anything to do with amount of substance (now to be called "chemical amount"), the mole, and the Avogadro constant (or the Avogadro number), and
anything to do with the now-you-see-me-now-you-don't radian. Let me address the first.
If we have a general number of entities of kind X (e.g. X is the chemical symbol) represented by N(X), the corresponding chemical amount of X is denoted by n(X), which is an aggregate of N(X) entities. In symbols:
n(X) = N(X) ent, where ent represents an amount of one entity (atom, molecule, ion, sub-atomic particle, . . .), i.e. the entity itself.
The Avogadro number is the (dimensionless) ratio of one gram to one "atomic mass unit" (now called dalton, Da): g/Da. One mole is an an Avogadro number of entities: mol = (g/Da) ent. Thus we have the important relationship: Da/ent = g/mol = kg/kmol, exactly. In other words, at the atomic level, the appropriate unit for amount-specific mass ("molar" mass) is dalton per entity--and, because of the mole definition as an Avogadro number of entities, dalton per entity is exactly equal to the macroscopic units gram per mole or kilogram per kilomole.

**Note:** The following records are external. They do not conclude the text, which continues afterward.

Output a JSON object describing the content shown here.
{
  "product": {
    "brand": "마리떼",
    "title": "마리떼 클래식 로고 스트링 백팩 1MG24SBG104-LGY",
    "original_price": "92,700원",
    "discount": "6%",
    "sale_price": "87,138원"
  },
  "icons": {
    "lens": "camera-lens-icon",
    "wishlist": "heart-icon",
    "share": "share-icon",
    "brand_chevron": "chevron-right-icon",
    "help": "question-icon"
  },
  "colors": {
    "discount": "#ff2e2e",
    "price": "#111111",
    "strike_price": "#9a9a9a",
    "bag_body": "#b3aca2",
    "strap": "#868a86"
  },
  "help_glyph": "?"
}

The critical problem is that IUPAC does not have a recognised symbol for one entity. It is sometimes (incorrectly) thought of as the (dimensionless) number one. In which case the "mole" is simply another name for the Avogadro number: "mol = g/Da". In this case we have the (incorrect) relationship: "Da = g/mol". Tables of "atomic weights" list the numerical values of atomic-scale masses in daltons--e.g. Ar(O) = ma(O)/Da = 16. The corresponding amount-specific mass is M(O) = 16 Da/ent; and this is (exactly) equal to 16 g/mol or 16 kg/kmol.